How grief spurred me to start smoking—and to quit
A crematory employee explores the many ways one's remains can go.
The promise of transforming flying vectors of dengue fever into preventive-medicine tools
Mourning permeates physical health in many ways. New research elaborates.
Rates of physician-induced infections have plummeted in recent years, new research says. But there is still little incentive to prevent them before they happen.
Most young adults gain only about three pounds during their first year, about the same as those who don't attend college. So why is there such a strong misconception to the contrary?
The animals and human cells used in medical research are overwhelmingly male—meaning that as new therapies are developed, some biological sex differences may go unaddressed.
How a 19th-century recreational drug became a medical breakthrough
Fecal transplants have been proven to successfully treat certain types of infection, but proponents of the treatment are still fighting what they say are unnecessarily strict regulations.
An experimental program is using "barbershop intervention" to bring health education to African American men.
By bridging the gap between eye and brain, a new device has the capacity to help the blind regain their vision.
How the slob you were paired with freshman year will influence your figure, your mental health, and other casualties of college
The history of a medical instrument reveals the dubious science of racial difference.
Moving away from "Just Say No" and towards a more nuanced understanding of drug education
Some companies offer telephone counseling to patients approaching death—but where do their doctors fit in to the conversation?
In the wake of research showing strong connections between indoor tanning and melanoma, the sunbed industry is battered and contracting.
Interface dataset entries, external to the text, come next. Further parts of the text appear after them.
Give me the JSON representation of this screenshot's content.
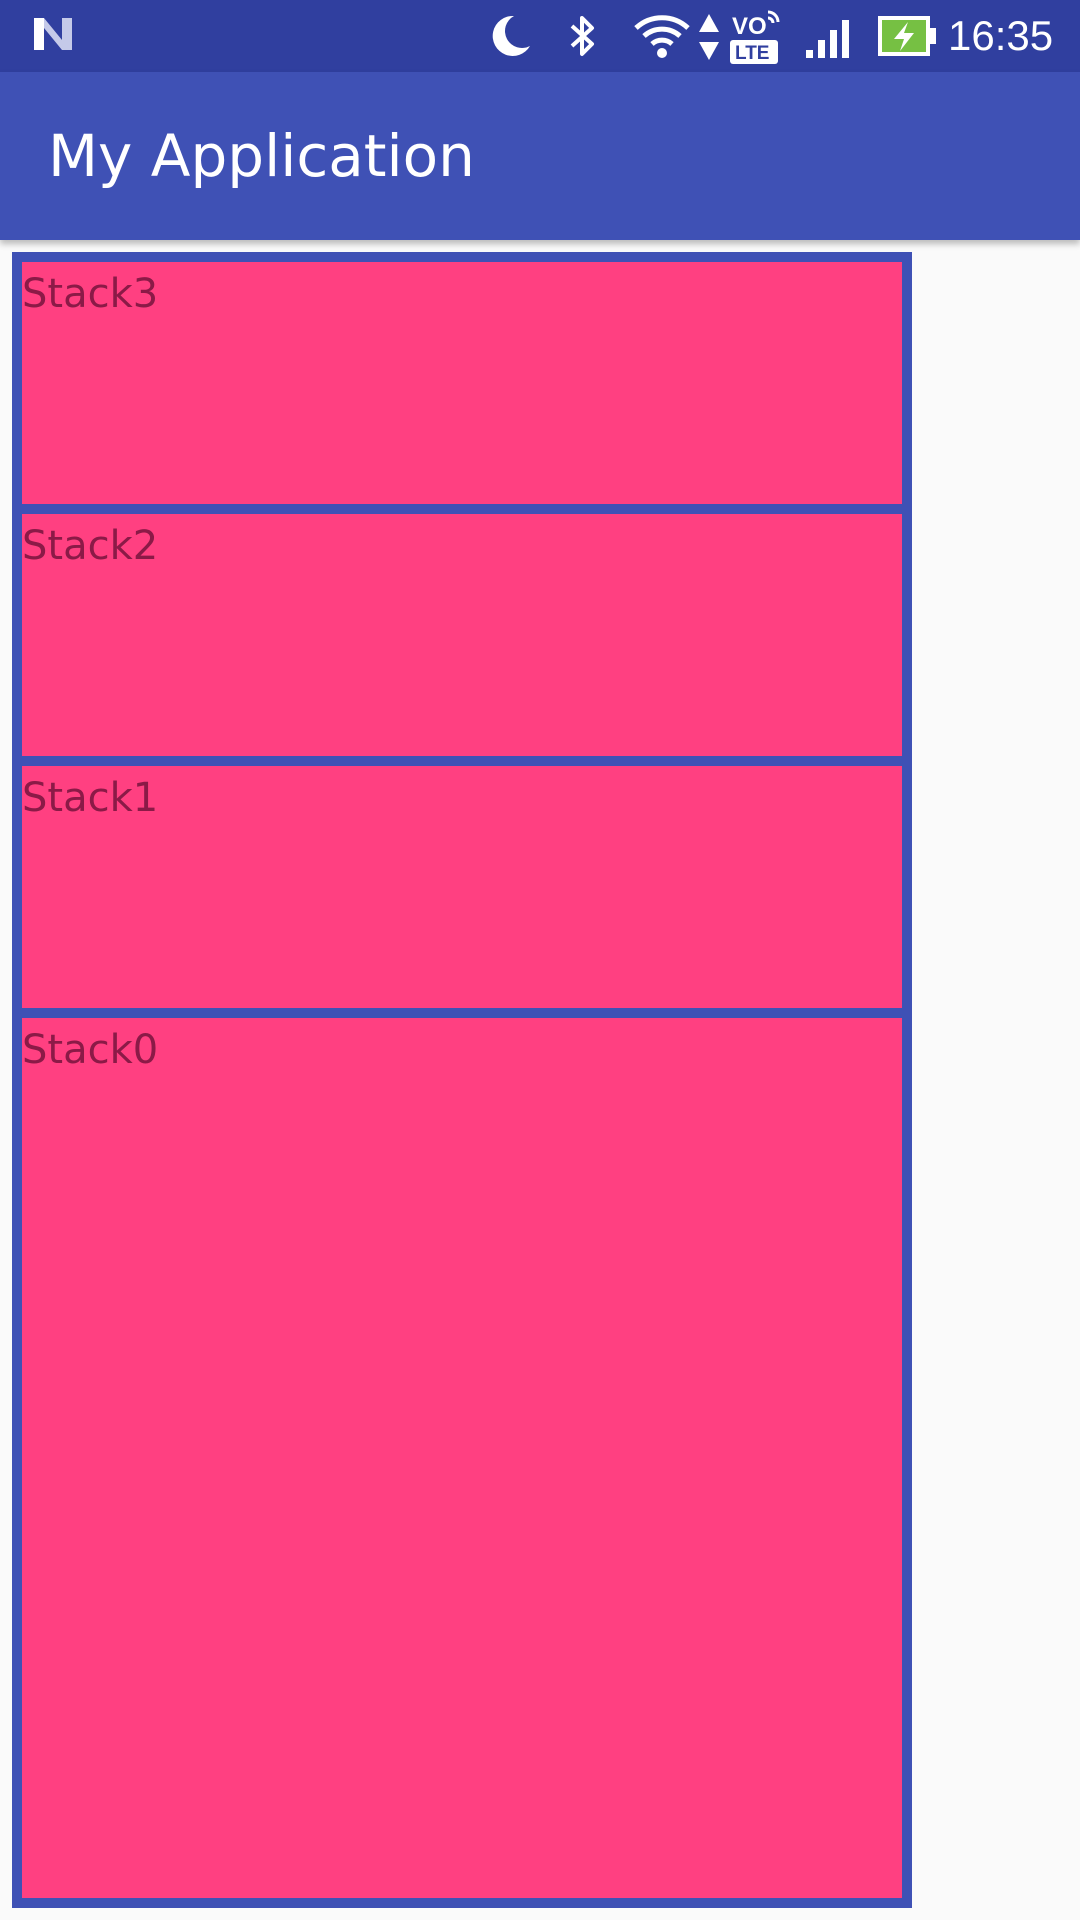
{
  "status_bar": {
    "time": "16:35",
    "icons": [
      "n-logo-icon",
      "moon-icon",
      "bluetooth-icon",
      "wifi-icon",
      "data-arrows-icon",
      "volte-icon",
      "signal-icon",
      "battery-charging-icon"
    ],
    "volte_top": "VO",
    "volte_bottom": "LTE",
    "background": "#303F9F"
  },
  "app_bar": {
    "title": "My Application",
    "background": "#3F51B5"
  },
  "stacks": [
    {
      "label": "Stack3"
    },
    {
      "label": "Stack2"
    },
    {
      "label": "Stack1"
    },
    {
      "label": "Stack0"
    }
  ],
  "colors": {
    "stack_fill": "#FF4081",
    "container_border": "#3F51B5",
    "label_text": "#8B1A47",
    "page_background": "#FAFAFA"
  }
}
But the allure of artificially bronzed skin might be dwindling in general.
SoulCycle, a company that offers specialized exercise classes, is one example of how a limited set of Americans might find new expressions of spirituality.
Why cardiovascular health is improving in the United States but falling in developing nations
Treating patients like disease carriers—rather than like people with emotions, families, and cultural beliefs—is a harmful public- health strategy.
Twinsburg, Ohio is home to the annual Twins Days festival—which, in turn, is home to a revolving door of scientists looking to gather genetic data.